Comets develop tails as they approach perihelion—the place in their orbits when they are closest to the sun. The sun’s heat causes some of the material in a comet to vaporize, which in turn releases dust particles that were trapped in the ice.
The Sun is more than 330,000 times as massive than the Earth. It has a diameter of nearly 1.4 million kilometers (865,000 miles), and its volume could enclose about 1.3 million Earths.
There are eight planets in the solar system: Mercury, Venus, Earth, Mars, Jupiter, Saturn, Uranus, and Neptune.
The Sun’s outer atmosphere, the corona, is the source of the solar wind, a steady outflow of charged particles from the Sun.

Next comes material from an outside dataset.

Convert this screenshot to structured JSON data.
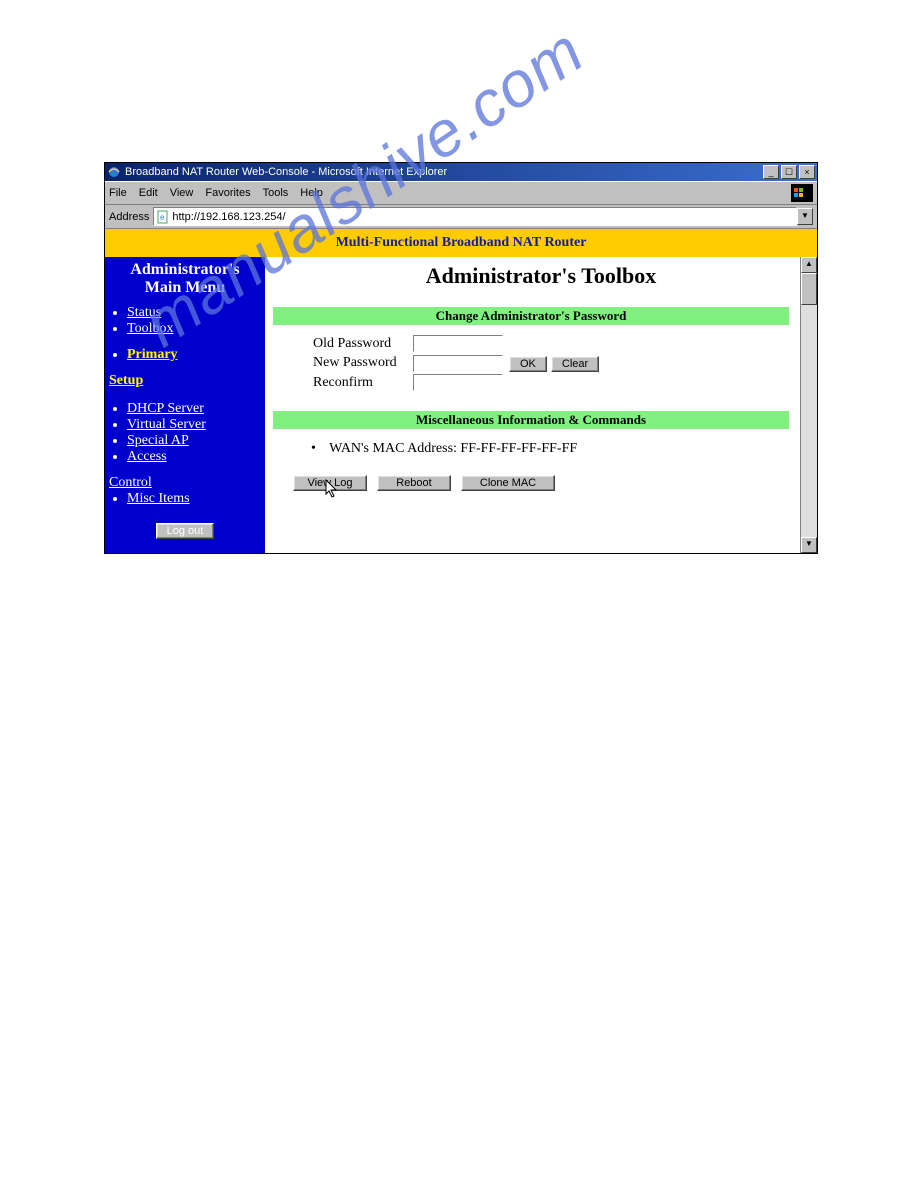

When it comes to both mass and volume, Jupiter is the largest planet in the solar system, while Mercury is the smallest.
Meteor showers occur when Earth passes through a stream of meteoric material. The brief streaks of luminescence we call meteors are caused by meteoroids burning up as they pass through the atmosphere.
The practices of astrology and astronomy have common roots, but they have evolved into two separate fields. Astronomy studies positions, motions, and properties of celestial objects. Astrology attempts to study how those positions, motions, and properties affect people and events on Earth.
Radio astronomy is the study of the universe through analysis of very long-wavelength emission from celestial objects.
Toddlers can gain a great deal from star parties, more than we might think possible. Here are some further resources for engaging youngsters at your next event.
Look a little deeper into the summer sky with our new e-book, Summer Deep-Sky Observing. We'll have you happily busy at your telescope all season long!
When a meteor shower is coming up, have you thought of trying your hand at meteor photography? Here are some techniques to help you on your way.
Download our free guide to the heavens and learn how to observe all the wonders overhead.